Compressed air is supplied in a vibratory manner via coupling 6. Said supply can be effected by any method disclosed in the prior art and as an example a construction with the aid of motor 40, transmission 41 and crank 42 is described. Crank 42, in turn, drives a piston 43, which is located in a cylinder 44. The frequency of the vibration can be determined by adjusting the speed of revolution of motor 40. The amplitude of each pulse of compressed air can be determined by adjusting the stroke on crank 42. It is obvious that such a vibration can also be generated by hydraulic or electrical means using other equipment.
The mass of piston assembly 15 should preferably be below 50 gram. If the weight is higher the risk that splintering will occur in the bone during insertion is not inconceivable. The mass is preferably about 20 gram, but tests have shown that results are also achieved with a weight of 12 gram. This is obviously dependent on the hardness of the cortex of the bone concerned and on the diameter and the tip of the wire used. The frequency used is preferably between 5 and 20 Hz. More particularly said frequency is about 15 Hz.

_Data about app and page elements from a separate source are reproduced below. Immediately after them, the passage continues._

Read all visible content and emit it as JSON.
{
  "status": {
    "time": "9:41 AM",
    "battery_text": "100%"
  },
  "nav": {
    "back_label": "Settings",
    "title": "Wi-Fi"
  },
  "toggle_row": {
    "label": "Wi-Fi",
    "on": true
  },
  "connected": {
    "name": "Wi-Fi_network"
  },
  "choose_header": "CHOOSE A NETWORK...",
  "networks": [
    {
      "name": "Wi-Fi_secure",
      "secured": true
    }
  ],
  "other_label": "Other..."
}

Although the invention has been described above with reference to a preferred embodiment, it must be understood that numerous modifications can be made thereto without going beyond the scope of the present Application for which rights are claimed in the appended claims. It is obvious that the apparatus will be completely modified if a different vibration medium is used.